prepare_next_level() in generate.c controls the process of generating or loading a level. To signal that run_game_loop() in game-world.c should call prepare_next_level(), game logic calls dungeon_change_level() in player-util.c to set the necessary data in the player structure. When a level change happens by traversing a staircase, some other data in the player structure is set to indicate what should be done to connect stairs. That doesn’t happen in dungeon_change_level() and is instead set directly, currently in do_cmd_go_up() and do_cmd_go_down() in cmd-cave.c.

With the default for non-persistent levels, loading only happens when returning to the town or when returning from a single combat arena. The code and global data for handling stored levels is in gen-chunk.c.

When a new level is needed, prepare_next_level() calls cave_generate(), also in generate.c. That initializes a global bit of state, a dun_data structure called dun declared in generate.h, for passing a lot of the details needed when generating a level. It then selects a level profile via choose_profile() in generate.c. The level profile controls the layout of the level. The available level profiles are those listed in list-dun-profiles.h and several aspects of each profile are configured at runtime from the contents of lib/gamedata/dungeon_profile.txt. With a profile selected, cave_generate() uses the profile’s builder function pointer to attempt to layout the new level. Those function pointers are initialized when list-dun-profiles.h is included in generate.c. The level layout functions all have names with the name of the profile followed by _gen, classic_gen() for classic levels as an example. Those functions are defined in gen-cave.c.

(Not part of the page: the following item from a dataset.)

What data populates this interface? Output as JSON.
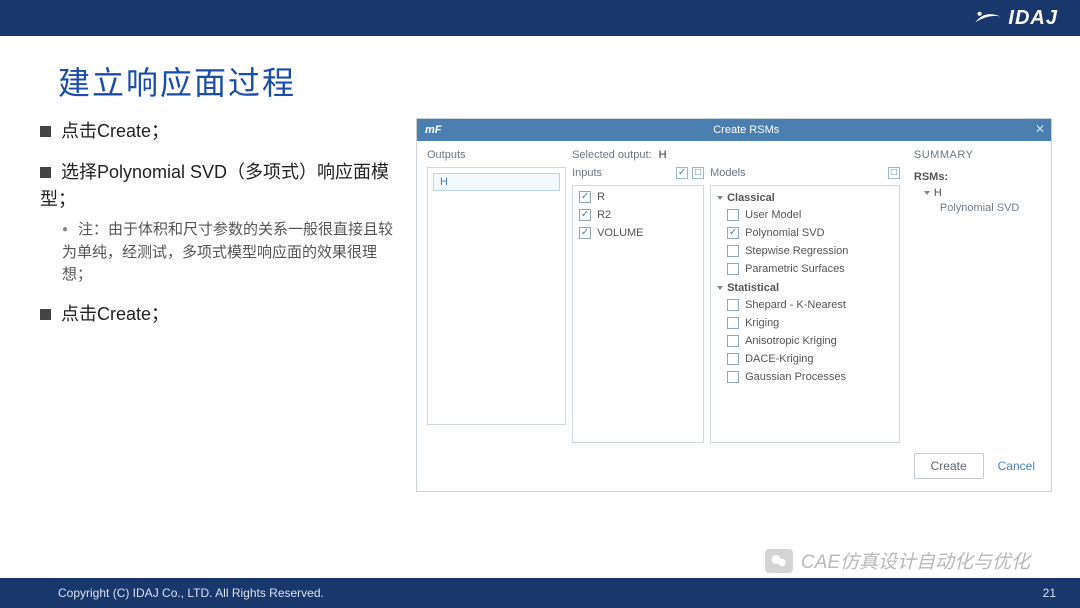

Three of the level layout functions, classic_gen(), modified_gen(), and moria_gen() follow the same basic procedure. They divide the level into a grid of rectangular blocks where, in general, each block can only contain one room though a room could occupy many blocks. They then try to randomly place rooms in those blocks until some criteria is met. Room selection is configurable from lib/gamedata/dungeon_profile.txt and uses the predefined room types listed in list-rooms.h. When building a room, those level layout functions use the convenience function, room_build() from gen-room.c. That, in turn, calls the appropriate function to build the type of room chosen. The names of the room building functions have build_ followed by the name of the room type, build_simple() for instance. Those functions are defined in gen-room.c. Once the rooms are built, there’s an initial pass to connect them with corridors. That happens in gen-cave.c’s do_traditional_tunneling(). A second pass, to try and ensure connectedness though vault areas can disrupt that, is then done with ensure_connectedness(). At that point, most other features (mineral veins, staircases, objects, and monsters) are added. Some features will have already been added through some of the types of rooms.

The other layout functions are more of a grab bag. They are all in gen-cave.c. Many of them have portions that are caverns or labyrinths. Those are generated using cavern_chunk() or labyrinth_chunk(), respectively, in gen-cave.c.

Monster AI



The stats generation code aims to make it easy to analyze object generation, monster generation, and other Angband processes suitable for Monte Carlo simulation. The stats pseudo-visual module will repeatedly create a character, walk her down the dungeon, and, for each dungeon level, kill the monsters there and dump information about the monsters and objects. The end result is a SQLite3 database, written to the stats subdirectory of Angband’s user directory. A similar procedure is used by the S debugging command. It will generate a text file summarizing the monsters and objects generated. That output may be more accessible, since one doesn’t have to deal with the structure of the database, but the database stores finer-grained classifications of the objects and monsters.